It had been a week of that. You couldn’t even call it insomnia, it was beyond insomnia. Later I found out the right word for it. It was an episode. A full-blown manic episode. Lasting a week, but its memories haunting me for the rest of my life.
I think the worst part of it all was the fear. I thought I was schizophrenic, that there was another me, inside me, doing all of these irrational things I couldn’t comprehend. Spilling out my secrets without my permission, taunting strangers, taunting my friends, taunting myself.
But that wasn’t the case. The psychiatrist I saw kept telling me it was Bipolar Disorder. I didn’t know what it was, and I didn’t care. I didn’t have anything. I was fine.

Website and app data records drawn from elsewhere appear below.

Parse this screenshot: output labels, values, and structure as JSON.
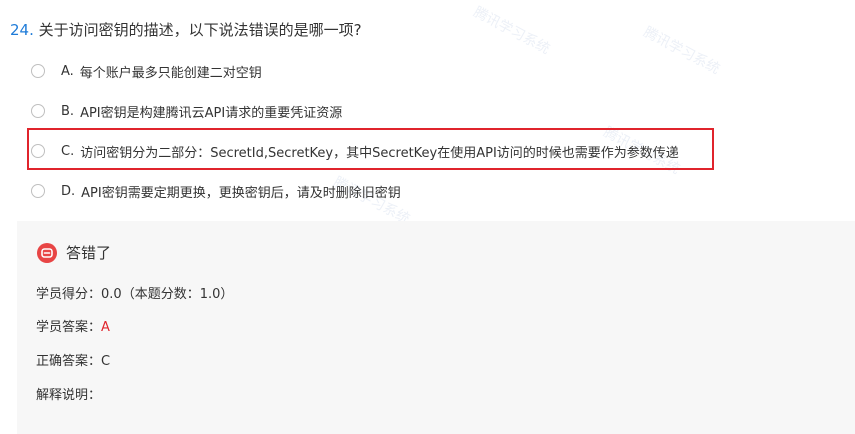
{
  "question": {
    "number": "24.",
    "text": "关于访问密钥的描述，以下说法错误的是哪一项?"
  },
  "options": [
    {
      "letter": "A.",
      "text": "每个账户最多只能创建二对空钥"
    },
    {
      "letter": "B.",
      "text": "API密钥是构建腾讯云API请求的重要凭证资源"
    },
    {
      "letter": "C.",
      "text": "访问密钥分为二部分：SecretId,SecretKey，其中SecretKey在使用API访问的时候也需要作为参数传递"
    },
    {
      "letter": "D.",
      "text": "API密钥需要定期更换，更换密钥后，请及时删除旧密钥"
    }
  ],
  "result": {
    "title": "答错了",
    "score_label": "学员得分：",
    "score_value": "0.0（本题分数：1.0）",
    "student_answer_label": "学员答案：",
    "student_answer_value": "A",
    "correct_answer_label": "正确答案：",
    "correct_answer_value": "C",
    "explanation_label": "解释说明："
  },
  "colors": {
    "question_number": "#1e7bd8",
    "wrong_icon": "#e84545",
    "highlight_border": "#e0242c",
    "student_answer": "#e0242c",
    "panel_background": "#f7f7f7"
  },
  "icons": {
    "result": "wrong-answer-icon",
    "option_marker": "radio-button"
  }
}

I was fine. Maybe it was depression, I told myself. But it would go. And I’d be okay again.
I stopped taking the medicine that was prescribed to me six or seven months after the hospital incident. And I was alright. I was exercising every day. I was spending time with my family. I was writing in my journal again.
But what you don’t realize about Bipolar Disorder, is that it’s not just a one-time deal. Because it came back. About a year later, it came back, not as strong and intense as that first episode, but it was the same symptoms, the same feelings, the same rushing thoughts that kept me up all night.

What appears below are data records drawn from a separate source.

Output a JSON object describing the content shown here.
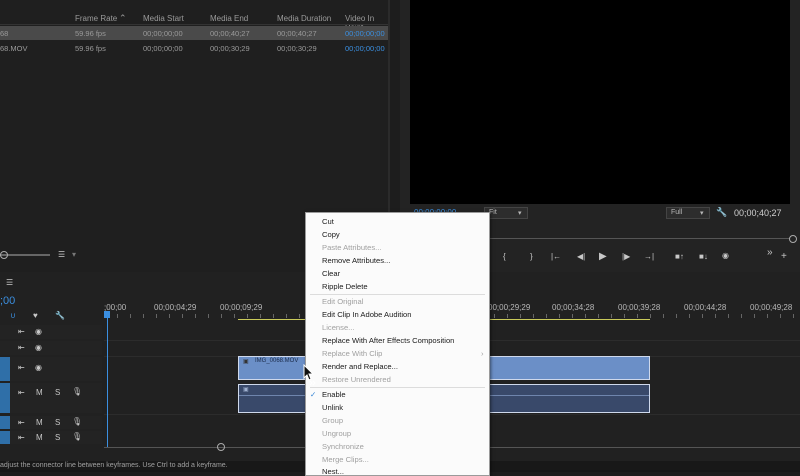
{
  "project": {
    "columns": [
      "Frame Rate",
      "Media Start",
      "Media End",
      "Media Duration",
      "Video In Point"
    ],
    "sort_arrow": "chevron-up-icon",
    "rows": [
      {
        "name": "68",
        "frame_rate": "59.96 fps",
        "media_start": "00;00;00;00",
        "media_end": "00;00;40;27",
        "media_duration": "00;00;40;27",
        "video_in": "00;00;00;00"
      },
      {
        "name": "68.MOV",
        "frame_rate": "59.96 fps",
        "media_start": "00;00;00;00",
        "media_end": "00;00;30;29",
        "media_duration": "00;00;30;29",
        "video_in": "00;00;00;00"
      }
    ]
  },
  "monitor": {
    "timecode_left": "00;00;00;00",
    "fit_label": "Fit",
    "full_label": "Full",
    "timecode_right": "00;00;40;27"
  },
  "timeline": {
    "current_time": ";00",
    "ruler": [
      ";00;00",
      "00;00;04;29",
      "00;00;09;29",
      "00;00;29;29",
      "00;00;34;28",
      "00;00;39;28",
      "00;00;44;28",
      "00;00;49;28"
    ],
    "clip_label": "IMG_0068.MOV",
    "status_text": "adjust the connector line between keyframes. Use Ctrl to add a keyframe."
  },
  "context_menu": {
    "items": [
      {
        "label": "Cut",
        "enabled": true
      },
      {
        "label": "Copy",
        "enabled": true
      },
      {
        "label": "Paste Attributes...",
        "enabled": false
      },
      {
        "label": "Remove Attributes...",
        "enabled": true
      },
      {
        "label": "Clear",
        "enabled": true
      },
      {
        "label": "Ripple Delete",
        "enabled": true
      },
      {
        "label": "Edit Original",
        "enabled": false
      },
      {
        "label": "Edit Clip In Adobe Audition",
        "enabled": true
      },
      {
        "label": "License...",
        "enabled": false
      },
      {
        "label": "Replace With After Effects Composition",
        "enabled": true
      },
      {
        "label": "Replace With Clip",
        "enabled": false
      },
      {
        "label": "Render and Replace...",
        "enabled": true
      },
      {
        "label": "Restore Unrendered",
        "enabled": false
      },
      {
        "label": "Enable",
        "enabled": true,
        "checked": true
      },
      {
        "label": "Unlink",
        "enabled": true
      },
      {
        "label": "Group",
        "enabled": false
      },
      {
        "label": "Ungroup",
        "enabled": false
      },
      {
        "label": "Synchronize",
        "enabled": false
      },
      {
        "label": "Merge Clips...",
        "enabled": false
      },
      {
        "label": "Nest...",
        "enabled": true
      }
    ]
  }
}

My frequency was about one manic episode a year. Consistent, certain, and devastating every time.
Then there came a time where it was so intense and traumatic, another entire week of mixed moods, mixed feelings, mixed everything. My parents took me to their holistic doctor, and despite the ritualistic treatments I was given, I still felt fear, and paranoia, and discomfort rising up again and again. My mind was constantly flipping between rationality and paranoia.
I sought out my therapist at the time and I told her I no longer want to do this without a medical prescription, so she connected me to a new psychiatrist. The difference is, a therapist is the person you talk to about your feelings, and a psychiatrist is the one who decides what medicine to prescribe you.

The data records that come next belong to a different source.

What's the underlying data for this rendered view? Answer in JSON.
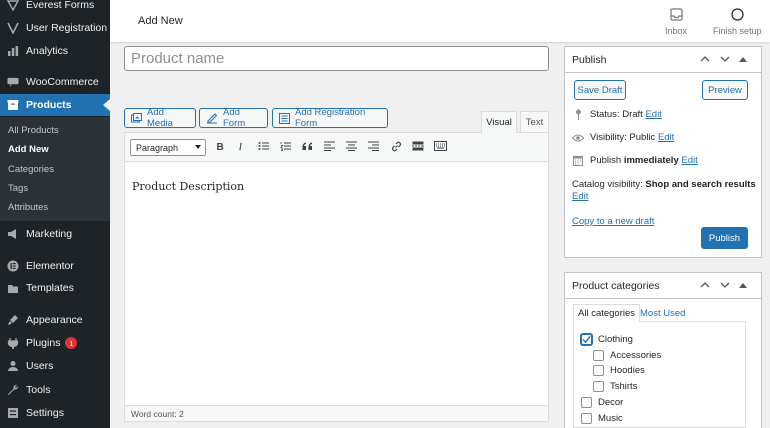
{
  "sidebar": {
    "menu": [
      {
        "label": "Everest Forms",
        "icon": "everest-forms-icon"
      },
      {
        "label": "User Registration",
        "icon": "user-registration-icon"
      },
      {
        "label": "Analytics",
        "icon": "analytics-icon"
      },
      {
        "label": "WooCommerce",
        "icon": "woocommerce-icon"
      },
      {
        "label": "Products",
        "icon": "products-icon"
      },
      {
        "label": "Marketing",
        "icon": "marketing-icon"
      },
      {
        "label": "Elementor",
        "icon": "elementor-icon"
      },
      {
        "label": "Templates",
        "icon": "templates-icon"
      },
      {
        "label": "Appearance",
        "icon": "appearance-icon"
      },
      {
        "label": "Plugins",
        "icon": "plugins-icon",
        "badge": "1"
      },
      {
        "label": "Users",
        "icon": "users-icon"
      },
      {
        "label": "Tools",
        "icon": "tools-icon"
      },
      {
        "label": "Settings",
        "icon": "settings-icon"
      }
    ],
    "submenu": [
      "All Products",
      "Add New",
      "Categories",
      "Tags",
      "Attributes"
    ]
  },
  "header": {
    "title": "Add New",
    "inbox_label": "Inbox",
    "finish_label": "Finish setup"
  },
  "title_field": {
    "placeholder": "Product name",
    "value": ""
  },
  "media_buttons": {
    "add_media": "Add Media",
    "add_form": "Add Form",
    "add_registration_form": "Add Registration Form"
  },
  "editor": {
    "tab_visual": "Visual",
    "tab_text": "Text",
    "format": "Paragraph",
    "content": "Product Description",
    "word_count": "Word count: 2"
  },
  "publish": {
    "title": "Publish",
    "save_draft": "Save Draft",
    "preview": "Preview",
    "status_label": "Status:",
    "status_value": "Draft",
    "visibility_label": "Visibility:",
    "visibility_value": "Public",
    "publish_label": "Publish",
    "publish_value": "immediately",
    "edit": "Edit",
    "catalog_label": "Catalog visibility:",
    "catalog_value": "Shop and search results",
    "copy_draft": "Copy to a new draft",
    "publish_button": "Publish"
  },
  "categories": {
    "title": "Product categories",
    "tab_all": "All categories",
    "tab_most_used": "Most Used",
    "items": [
      {
        "label": "Clothing",
        "checked": true,
        "level": 0
      },
      {
        "label": "Accessories",
        "checked": false,
        "level": 1
      },
      {
        "label": "Hoodies",
        "checked": false,
        "level": 1
      },
      {
        "label": "Tshirts",
        "checked": false,
        "level": 1
      },
      {
        "label": "Decor",
        "checked": false,
        "level": 0
      },
      {
        "label": "Music",
        "checked": false,
        "level": 0
      }
    ]
  },
  "colors": {
    "accent": "#2271b1",
    "sidebar": "#1d2327",
    "badge": "#d63638"
  }
}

I told the psychiatrist how much I disliked that first medication, and he found me another one suitable for Bipolar patients. It took a week or two of meetings to figure out what the right dosage was for me, one that didn’t leave me feeling too sleepy, or too numb and emotionless.
Ever since then, with the right medication, my frequency went down from one episode a year, to zero. That’s not to say I’m “healed” or that the disorder went away. If I don’t take care of my mental health, daily routine or, most importantly, my sleeping pattern, I still get symptoms of something called hypomania, which is a scaled down, compressed version of a manic episode.
But at least I feel secure. And that’s one of the things my psychiatrist had told me. For mental health patients, medicine can be that safety net that you can fall back into when you’re just not capable enough to keep up. In my case, my body was genetically susceptible to having these manic episodes. I later found out that it actually runs in the family and it didn’t just appear out of the blue.
And of course there are the Why’s? The why me? Why now? Why do I feel so alone?
But the Why’s will haunt you if you let them. It’s about looking at what you are grateful for, rather than what you wish you could change.
At the end of the day, my journey to where I am now was by no means easy. Today, my days consist of working out, seeing my friends, practicing my art, trying to remember to meditate every day. But most of all, my days consist of a peace of mind.
Maybe I am that woman, seated with her legs folded, finding utter peace and quiet.
What I know is this: it’s always going to be a learning curve. There are things that happen for a reason, and there are things we can’t change, but we can always learn to surf the waves, the ups and downs, that come throughout life.
And that it will be okay. You will feel okay.
Shams A. is a 27 year old Emirati, a practicing artist and writer. She believes in telling her story in order to share what may usually stay secret or hidden in our Eastern culture, and to show that through passing on these narratives, we realize that we are not alone in our experiences.